TASK ITEM:
In the records below, find each line with "записи" and copy it.

--- SUPPLIED DATA Enclosed Below ---

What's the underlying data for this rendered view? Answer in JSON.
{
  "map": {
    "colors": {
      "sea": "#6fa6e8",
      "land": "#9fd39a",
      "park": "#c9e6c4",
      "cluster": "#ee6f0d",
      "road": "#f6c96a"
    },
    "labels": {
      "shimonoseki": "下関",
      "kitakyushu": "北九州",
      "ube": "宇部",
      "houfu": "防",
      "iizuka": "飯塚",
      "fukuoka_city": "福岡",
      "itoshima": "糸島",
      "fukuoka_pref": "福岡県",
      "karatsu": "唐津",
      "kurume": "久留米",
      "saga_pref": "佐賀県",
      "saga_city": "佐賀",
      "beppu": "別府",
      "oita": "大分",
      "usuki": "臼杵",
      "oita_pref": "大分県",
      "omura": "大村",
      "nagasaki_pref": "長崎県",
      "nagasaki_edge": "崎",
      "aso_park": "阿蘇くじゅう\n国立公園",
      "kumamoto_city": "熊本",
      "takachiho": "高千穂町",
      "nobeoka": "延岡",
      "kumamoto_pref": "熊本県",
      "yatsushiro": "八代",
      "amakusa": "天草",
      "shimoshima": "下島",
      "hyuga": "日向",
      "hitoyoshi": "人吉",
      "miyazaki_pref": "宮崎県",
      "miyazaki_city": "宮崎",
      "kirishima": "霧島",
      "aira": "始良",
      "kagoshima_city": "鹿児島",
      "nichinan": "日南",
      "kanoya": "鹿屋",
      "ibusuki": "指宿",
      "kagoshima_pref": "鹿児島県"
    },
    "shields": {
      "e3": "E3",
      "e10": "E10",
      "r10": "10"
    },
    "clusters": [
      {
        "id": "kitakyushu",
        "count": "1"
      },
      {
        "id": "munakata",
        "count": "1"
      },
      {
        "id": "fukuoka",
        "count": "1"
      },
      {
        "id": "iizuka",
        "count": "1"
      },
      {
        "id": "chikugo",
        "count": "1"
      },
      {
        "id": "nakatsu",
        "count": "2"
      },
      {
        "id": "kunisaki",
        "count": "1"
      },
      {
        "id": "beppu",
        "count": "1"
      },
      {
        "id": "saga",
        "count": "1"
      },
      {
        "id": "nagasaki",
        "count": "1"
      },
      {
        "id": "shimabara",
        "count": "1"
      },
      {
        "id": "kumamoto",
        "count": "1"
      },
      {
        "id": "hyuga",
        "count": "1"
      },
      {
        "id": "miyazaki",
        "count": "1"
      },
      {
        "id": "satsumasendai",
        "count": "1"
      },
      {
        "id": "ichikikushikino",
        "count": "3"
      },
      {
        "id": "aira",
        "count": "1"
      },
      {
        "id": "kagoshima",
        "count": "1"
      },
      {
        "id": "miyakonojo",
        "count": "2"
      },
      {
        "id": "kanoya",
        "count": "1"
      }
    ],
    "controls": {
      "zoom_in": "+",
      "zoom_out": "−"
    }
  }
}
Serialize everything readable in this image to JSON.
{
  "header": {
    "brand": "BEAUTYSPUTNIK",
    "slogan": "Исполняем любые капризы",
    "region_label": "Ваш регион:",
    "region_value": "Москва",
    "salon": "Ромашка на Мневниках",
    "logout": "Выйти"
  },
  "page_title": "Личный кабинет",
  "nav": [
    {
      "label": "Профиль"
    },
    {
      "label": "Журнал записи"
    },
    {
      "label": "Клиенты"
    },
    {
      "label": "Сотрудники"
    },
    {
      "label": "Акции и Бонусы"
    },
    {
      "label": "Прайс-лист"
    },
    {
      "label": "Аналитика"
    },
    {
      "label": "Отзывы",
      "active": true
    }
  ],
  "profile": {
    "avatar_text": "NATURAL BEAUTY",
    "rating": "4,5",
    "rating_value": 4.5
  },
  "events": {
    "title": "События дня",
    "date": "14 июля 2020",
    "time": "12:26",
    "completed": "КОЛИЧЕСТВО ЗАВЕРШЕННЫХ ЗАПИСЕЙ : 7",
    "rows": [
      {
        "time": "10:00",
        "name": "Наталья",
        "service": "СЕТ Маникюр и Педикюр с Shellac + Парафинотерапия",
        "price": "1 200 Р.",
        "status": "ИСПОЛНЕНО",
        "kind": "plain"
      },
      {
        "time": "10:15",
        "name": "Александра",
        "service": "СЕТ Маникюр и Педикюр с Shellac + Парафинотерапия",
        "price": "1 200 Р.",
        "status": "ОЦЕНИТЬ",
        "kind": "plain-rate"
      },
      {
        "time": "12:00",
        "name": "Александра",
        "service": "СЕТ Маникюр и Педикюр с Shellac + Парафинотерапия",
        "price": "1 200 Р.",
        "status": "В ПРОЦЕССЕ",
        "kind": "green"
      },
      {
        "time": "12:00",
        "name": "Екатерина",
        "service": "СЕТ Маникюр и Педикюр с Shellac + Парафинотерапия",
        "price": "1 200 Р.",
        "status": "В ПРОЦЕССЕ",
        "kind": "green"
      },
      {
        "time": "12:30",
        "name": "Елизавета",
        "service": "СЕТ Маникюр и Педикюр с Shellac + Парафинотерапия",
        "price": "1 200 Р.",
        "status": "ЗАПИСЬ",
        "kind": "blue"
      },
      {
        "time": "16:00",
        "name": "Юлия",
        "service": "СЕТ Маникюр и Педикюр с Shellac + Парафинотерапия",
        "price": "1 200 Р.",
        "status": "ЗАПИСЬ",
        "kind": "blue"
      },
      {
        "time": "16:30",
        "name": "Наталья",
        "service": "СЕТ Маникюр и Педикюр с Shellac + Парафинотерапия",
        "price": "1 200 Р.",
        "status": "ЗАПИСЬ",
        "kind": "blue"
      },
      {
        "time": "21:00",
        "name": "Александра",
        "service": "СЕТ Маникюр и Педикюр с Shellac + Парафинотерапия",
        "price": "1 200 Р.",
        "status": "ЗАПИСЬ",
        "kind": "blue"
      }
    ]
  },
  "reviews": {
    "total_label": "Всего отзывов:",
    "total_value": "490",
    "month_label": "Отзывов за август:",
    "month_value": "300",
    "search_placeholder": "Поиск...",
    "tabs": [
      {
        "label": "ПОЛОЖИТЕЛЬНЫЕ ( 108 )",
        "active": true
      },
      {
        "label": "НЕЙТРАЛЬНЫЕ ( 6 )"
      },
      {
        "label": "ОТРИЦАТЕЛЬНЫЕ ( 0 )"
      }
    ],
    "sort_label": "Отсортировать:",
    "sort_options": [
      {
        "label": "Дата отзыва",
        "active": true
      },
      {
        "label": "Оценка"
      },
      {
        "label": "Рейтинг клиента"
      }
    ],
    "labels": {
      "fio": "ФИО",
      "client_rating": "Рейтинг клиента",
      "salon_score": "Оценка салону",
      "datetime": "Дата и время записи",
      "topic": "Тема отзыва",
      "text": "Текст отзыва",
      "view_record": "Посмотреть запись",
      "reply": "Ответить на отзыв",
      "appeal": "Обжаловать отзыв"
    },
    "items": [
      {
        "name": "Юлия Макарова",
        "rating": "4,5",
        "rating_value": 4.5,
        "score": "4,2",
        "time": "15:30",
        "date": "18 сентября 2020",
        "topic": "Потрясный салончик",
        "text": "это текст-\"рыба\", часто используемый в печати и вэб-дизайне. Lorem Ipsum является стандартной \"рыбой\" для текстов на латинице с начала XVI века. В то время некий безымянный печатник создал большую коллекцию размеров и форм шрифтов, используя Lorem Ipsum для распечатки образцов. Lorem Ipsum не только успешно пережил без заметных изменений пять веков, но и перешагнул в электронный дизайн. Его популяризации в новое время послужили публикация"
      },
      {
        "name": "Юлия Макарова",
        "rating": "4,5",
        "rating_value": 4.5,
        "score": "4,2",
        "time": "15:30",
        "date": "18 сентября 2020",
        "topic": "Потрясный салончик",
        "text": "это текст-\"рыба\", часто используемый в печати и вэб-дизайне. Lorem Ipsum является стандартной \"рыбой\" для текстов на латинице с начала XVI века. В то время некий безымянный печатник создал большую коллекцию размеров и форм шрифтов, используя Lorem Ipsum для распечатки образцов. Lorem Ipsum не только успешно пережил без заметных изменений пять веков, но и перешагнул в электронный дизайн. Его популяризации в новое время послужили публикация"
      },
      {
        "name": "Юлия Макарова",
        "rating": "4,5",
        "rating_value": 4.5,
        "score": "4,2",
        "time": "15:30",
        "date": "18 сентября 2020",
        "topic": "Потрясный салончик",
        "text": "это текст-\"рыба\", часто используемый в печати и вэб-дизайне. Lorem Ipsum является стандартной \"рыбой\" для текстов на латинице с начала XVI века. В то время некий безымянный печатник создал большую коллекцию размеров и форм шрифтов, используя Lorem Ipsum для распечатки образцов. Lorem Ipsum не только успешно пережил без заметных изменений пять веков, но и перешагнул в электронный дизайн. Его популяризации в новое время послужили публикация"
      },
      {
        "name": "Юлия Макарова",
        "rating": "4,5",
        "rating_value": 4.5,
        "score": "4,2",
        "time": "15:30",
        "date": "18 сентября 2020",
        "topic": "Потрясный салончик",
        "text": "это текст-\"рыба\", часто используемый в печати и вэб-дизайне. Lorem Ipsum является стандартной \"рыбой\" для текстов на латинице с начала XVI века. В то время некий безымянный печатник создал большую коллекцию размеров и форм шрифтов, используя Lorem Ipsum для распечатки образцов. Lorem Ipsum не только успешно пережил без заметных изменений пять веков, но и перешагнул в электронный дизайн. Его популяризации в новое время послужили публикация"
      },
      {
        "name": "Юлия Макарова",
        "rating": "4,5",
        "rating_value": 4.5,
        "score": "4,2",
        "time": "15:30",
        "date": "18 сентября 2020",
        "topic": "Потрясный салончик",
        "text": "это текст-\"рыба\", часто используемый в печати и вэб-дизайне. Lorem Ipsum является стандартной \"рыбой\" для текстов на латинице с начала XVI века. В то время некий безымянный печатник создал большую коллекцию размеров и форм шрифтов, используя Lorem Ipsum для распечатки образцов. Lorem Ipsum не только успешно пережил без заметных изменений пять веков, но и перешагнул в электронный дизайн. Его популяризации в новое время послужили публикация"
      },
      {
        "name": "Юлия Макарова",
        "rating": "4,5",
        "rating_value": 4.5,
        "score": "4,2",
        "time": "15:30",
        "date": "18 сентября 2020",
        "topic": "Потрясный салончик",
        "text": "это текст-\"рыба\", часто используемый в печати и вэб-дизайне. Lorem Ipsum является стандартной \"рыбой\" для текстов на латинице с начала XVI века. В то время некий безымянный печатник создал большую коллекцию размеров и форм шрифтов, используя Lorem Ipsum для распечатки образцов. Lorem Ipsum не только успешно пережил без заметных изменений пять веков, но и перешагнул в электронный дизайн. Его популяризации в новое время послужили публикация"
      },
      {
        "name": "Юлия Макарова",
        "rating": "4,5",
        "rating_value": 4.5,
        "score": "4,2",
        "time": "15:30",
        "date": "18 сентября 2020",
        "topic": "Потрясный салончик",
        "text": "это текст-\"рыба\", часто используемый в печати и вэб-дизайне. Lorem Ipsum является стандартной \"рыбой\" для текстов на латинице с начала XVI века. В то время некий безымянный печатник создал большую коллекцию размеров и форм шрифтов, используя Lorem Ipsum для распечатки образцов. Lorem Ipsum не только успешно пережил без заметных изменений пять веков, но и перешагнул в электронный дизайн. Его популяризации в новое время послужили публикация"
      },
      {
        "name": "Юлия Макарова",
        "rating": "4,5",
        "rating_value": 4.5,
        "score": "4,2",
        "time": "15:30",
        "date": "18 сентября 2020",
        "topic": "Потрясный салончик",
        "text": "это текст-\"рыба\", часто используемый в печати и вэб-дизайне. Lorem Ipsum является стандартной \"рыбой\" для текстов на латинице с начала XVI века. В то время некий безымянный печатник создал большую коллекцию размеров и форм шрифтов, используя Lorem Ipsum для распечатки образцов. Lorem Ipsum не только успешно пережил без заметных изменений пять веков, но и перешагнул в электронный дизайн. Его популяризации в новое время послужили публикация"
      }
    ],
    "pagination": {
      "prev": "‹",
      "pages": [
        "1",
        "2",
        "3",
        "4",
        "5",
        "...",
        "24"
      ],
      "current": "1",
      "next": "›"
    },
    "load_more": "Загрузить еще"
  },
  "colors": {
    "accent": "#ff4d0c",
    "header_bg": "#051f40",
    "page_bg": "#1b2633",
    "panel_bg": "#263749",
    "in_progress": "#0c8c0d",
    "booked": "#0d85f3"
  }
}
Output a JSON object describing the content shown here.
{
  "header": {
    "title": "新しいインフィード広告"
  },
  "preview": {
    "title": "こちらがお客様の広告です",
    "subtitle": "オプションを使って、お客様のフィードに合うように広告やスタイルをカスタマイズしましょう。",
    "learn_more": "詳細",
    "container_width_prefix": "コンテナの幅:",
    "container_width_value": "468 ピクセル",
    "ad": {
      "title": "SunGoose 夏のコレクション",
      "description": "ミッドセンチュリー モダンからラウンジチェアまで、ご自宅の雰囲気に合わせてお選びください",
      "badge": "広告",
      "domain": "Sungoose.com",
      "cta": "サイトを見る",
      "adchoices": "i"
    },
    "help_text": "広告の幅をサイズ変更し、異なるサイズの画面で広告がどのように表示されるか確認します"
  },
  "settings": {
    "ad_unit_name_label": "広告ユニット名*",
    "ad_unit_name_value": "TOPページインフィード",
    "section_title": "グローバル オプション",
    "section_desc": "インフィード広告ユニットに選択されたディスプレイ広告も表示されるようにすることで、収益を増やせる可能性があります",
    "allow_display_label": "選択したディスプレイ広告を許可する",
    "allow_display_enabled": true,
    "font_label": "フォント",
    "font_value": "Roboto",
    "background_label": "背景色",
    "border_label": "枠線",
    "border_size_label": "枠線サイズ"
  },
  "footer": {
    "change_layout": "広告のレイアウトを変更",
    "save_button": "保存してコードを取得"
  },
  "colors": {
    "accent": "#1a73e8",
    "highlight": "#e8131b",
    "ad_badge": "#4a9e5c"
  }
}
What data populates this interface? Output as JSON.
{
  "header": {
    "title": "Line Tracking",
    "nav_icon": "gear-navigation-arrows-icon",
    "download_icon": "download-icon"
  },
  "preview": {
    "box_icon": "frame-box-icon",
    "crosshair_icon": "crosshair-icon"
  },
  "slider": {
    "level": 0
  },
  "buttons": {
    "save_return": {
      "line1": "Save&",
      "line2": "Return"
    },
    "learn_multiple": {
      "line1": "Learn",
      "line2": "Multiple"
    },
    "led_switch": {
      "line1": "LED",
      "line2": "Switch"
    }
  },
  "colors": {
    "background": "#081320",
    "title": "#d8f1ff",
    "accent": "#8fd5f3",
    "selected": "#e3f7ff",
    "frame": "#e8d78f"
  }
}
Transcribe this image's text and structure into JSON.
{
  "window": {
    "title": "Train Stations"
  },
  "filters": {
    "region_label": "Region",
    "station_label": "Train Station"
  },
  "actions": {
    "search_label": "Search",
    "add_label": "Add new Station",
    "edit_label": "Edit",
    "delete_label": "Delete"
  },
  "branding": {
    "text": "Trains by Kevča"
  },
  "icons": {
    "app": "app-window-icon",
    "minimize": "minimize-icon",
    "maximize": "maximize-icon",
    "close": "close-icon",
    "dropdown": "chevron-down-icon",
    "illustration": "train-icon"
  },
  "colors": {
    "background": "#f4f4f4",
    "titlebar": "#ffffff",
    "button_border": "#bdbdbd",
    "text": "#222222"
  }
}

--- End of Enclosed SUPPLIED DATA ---

WRITTEN SOLUTION:
      "label": "Журнал записи"
      "datetime": "Дата и время записи",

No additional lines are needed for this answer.